VECTORS AND SCALARS


Slide1 Slide2 Slide3 Slide4 Slide5 Slide6 Slide7 Slide8 Slide9 Slide10 Slide11 Slide12 Slide13 Slide14 Slide15 Slide16 Slide17

Comments
  1. Jai Pillai says:

    Hi,
    Explained very well to understand easily using simple language along with rich diagrams.

    Jai pillai

    Liked by 1 person

  2. Thanks for the resource. In mathematics we also teach, as we move toward parametric representations, that a vector in space is a resultant composed of dilations or “stretches” of unit vectors i, j, and k, on the x-axis, y-axis, and z-axis, respectively, and that the origin of the vector can be translated to any location in 3-space with coordinates (x, y, z). So the vector 5i + 3j + 2k would give us opportunity to determine the magnitude via distance formulas and the direction via trig ratios.
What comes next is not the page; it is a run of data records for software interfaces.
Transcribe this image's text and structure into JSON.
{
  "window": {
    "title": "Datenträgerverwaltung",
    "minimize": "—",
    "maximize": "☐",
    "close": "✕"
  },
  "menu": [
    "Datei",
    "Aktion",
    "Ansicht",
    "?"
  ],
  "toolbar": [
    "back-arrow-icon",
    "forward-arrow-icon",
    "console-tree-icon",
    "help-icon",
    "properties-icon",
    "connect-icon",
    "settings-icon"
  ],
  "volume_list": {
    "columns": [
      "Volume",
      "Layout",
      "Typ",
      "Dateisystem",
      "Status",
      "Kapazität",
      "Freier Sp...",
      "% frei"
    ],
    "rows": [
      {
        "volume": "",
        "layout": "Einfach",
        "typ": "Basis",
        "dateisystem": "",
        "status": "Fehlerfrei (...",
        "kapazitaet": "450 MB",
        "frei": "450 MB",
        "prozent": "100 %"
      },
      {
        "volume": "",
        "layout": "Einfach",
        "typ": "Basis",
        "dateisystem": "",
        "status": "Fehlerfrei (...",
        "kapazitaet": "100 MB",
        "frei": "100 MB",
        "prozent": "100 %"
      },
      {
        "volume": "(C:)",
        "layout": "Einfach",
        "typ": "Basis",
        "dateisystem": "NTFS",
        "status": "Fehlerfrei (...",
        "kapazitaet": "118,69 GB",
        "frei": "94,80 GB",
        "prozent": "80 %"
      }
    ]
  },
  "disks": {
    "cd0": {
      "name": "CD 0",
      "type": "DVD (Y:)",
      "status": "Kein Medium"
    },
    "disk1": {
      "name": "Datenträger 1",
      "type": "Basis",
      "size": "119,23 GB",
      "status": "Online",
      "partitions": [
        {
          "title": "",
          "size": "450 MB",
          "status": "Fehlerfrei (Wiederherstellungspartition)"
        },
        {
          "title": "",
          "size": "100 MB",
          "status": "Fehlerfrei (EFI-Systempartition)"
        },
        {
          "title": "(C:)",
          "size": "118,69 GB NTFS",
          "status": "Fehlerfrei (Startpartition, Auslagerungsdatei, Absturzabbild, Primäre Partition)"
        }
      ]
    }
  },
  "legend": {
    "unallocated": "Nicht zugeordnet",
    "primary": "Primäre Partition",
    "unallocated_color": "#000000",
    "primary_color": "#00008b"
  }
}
We already know that mathematics tends to be taught differently by mathematicians than it is by scientists, and some example of this unit basis would help bridge the gap. So the vector 5i + 3j + 2k would give us opportunity to determine the magnitude via distance formulas and the direction via trig ratios. Of course, this model extends to combining the components of any 2 or more forces anywhere in 3 space to determine a resultant.
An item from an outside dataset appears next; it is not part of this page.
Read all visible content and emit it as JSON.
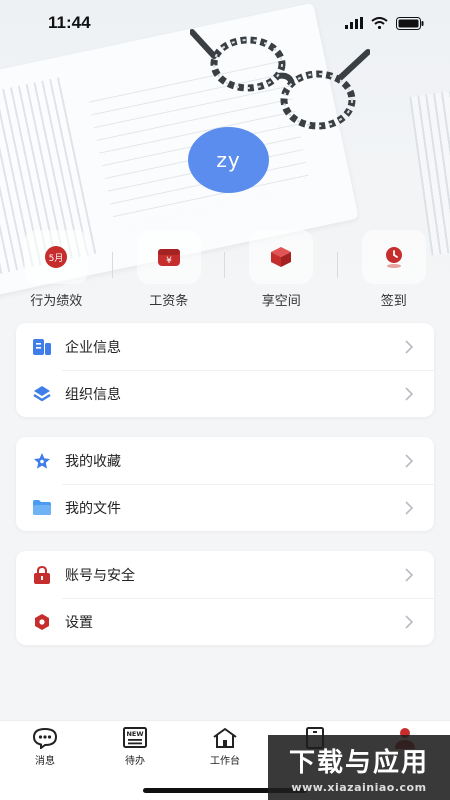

    Like

  3. Marian says:

    Please could you tell me if there is a Life Science page/site like you have for Physical Science – it’s so brilliant

    Thank you

    Like

Leave a Reply

Fill in your details below or click an icon to log in:

WordPress.com Logo

You are commenting using your WordPress.com account. Log Out / Change )

Twitter picture

You are commenting using your Twitter account. Log Out / Change )

Facebook photo

You are commenting using your Facebook account. Log Out / Change )

Google+ photo

You are commenting using your Google+ account. Log Out / Change )

Connecting to %s